ENTRIES PROVIDED Block Start
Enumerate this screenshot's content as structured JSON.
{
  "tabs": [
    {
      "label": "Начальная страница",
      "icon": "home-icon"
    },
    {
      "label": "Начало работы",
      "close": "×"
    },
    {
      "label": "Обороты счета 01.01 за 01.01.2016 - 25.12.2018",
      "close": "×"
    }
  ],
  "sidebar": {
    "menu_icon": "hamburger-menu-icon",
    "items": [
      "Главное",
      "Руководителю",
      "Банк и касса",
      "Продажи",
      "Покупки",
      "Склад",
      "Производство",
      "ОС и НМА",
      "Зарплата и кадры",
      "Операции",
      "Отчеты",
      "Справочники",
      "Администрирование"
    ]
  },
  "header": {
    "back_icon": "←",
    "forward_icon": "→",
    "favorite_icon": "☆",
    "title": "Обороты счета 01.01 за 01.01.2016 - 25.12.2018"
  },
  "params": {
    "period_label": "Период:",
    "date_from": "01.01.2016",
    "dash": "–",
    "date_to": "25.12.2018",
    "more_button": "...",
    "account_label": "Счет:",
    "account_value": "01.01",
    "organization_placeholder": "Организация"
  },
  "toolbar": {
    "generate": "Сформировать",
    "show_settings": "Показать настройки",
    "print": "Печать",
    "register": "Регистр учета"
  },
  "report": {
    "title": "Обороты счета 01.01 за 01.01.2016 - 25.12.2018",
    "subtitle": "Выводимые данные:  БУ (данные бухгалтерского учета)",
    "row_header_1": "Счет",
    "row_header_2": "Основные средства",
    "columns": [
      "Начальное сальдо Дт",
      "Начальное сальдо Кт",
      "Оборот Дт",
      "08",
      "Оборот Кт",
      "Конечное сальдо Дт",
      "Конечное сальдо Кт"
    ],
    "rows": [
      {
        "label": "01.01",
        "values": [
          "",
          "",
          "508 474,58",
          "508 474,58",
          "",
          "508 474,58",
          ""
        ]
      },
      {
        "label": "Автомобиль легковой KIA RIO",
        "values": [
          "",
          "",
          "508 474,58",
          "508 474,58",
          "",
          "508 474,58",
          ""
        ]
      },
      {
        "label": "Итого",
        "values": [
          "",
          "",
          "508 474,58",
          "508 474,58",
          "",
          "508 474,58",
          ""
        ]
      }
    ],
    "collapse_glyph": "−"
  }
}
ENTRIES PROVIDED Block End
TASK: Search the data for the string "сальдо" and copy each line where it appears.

ANSWER SECTION:
      "Начальное сальдо Дт",
      "Начальное сальдо Кт",
      "Конечное сальдо Дт",
      "Конечное сальдо Кт"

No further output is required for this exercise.